Extracted information:
◇ ◇ ◇

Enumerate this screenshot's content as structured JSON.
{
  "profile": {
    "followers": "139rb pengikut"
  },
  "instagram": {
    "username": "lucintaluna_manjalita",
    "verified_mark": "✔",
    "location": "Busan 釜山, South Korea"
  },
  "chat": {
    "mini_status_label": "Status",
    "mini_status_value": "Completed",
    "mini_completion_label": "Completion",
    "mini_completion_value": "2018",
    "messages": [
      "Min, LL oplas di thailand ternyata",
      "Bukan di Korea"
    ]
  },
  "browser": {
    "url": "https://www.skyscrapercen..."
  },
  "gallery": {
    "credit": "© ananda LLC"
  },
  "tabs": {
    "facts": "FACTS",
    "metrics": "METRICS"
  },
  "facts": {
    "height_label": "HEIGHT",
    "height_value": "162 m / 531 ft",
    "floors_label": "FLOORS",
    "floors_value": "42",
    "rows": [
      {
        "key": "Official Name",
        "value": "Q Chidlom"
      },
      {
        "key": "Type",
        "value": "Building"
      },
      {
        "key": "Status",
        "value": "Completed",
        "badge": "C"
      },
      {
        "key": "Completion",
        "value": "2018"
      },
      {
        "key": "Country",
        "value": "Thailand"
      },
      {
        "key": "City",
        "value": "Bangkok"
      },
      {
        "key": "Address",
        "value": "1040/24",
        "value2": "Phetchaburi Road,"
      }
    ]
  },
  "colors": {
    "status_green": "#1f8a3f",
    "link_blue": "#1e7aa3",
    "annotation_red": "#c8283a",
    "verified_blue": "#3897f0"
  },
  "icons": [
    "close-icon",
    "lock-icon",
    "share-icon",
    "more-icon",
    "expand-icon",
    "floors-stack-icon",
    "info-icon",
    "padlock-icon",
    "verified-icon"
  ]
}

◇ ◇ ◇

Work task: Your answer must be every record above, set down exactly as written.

Task answer:
Enumerate this screenshot's content as structured JSON.
{
  "profile": {
    "followers": "139rb pengikut"
  },
  "instagram": {
    "username": "lucintaluna_manjalita",
    "verified_mark": "✔",
    "location": "Busan 釜山, South Korea"
  },
  "chat": {
    "mini_status_label": "Status",
    "mini_status_value": "Completed",
    "mini_completion_label": "Completion",
    "mini_completion_value": "2018",
    "messages": [
      "Min, LL oplas di thailand ternyata",
      "Bukan di Korea"
    ]
  },
  "browser": {
    "url": "https://www.skyscrapercen..."
  },
  "gallery": {
    "credit": "© ananda LLC"
  },
  "tabs": {
    "facts": "FACTS",
    "metrics": "METRICS"
  },
  "facts": {
    "height_label": "HEIGHT",
    "height_value": "162 m / 531 ft",
    "floors_label": "FLOORS",
    "floors_value": "42",
    "rows": [
      {
        "key": "Official Name",
        "value": "Q Chidlom"
      },
      {
        "key": "Type",
        "value": "Building"
      },
      {
        "key": "Status",
        "value": "Completed",
        "badge": "C"
      },
      {
        "key": "Completion",
        "value": "2018"
      },
      {
        "key": "Country",
        "value": "Thailand"
      },
      {
        "key": "City",
        "value": "Bangkok"
      },
      {
        "key": "Address",
        "value": "1040/24",
        "value2": "Phetchaburi Road,"
      }
    ]
  },
  "colors": {
    "status_green": "#1f8a3f",
    "link_blue": "#1e7aa3",
    "annotation_red": "#c8283a",
    "verified_blue": "#3897f0"
  },
  "icons": [
    "close-icon",
    "lock-icon",
    "share-icon",
    "more-icon",
    "expand-icon",
    "floors-stack-icon",
    "info-icon",
    "padlock-icon",
    "verified-icon"
  ]
}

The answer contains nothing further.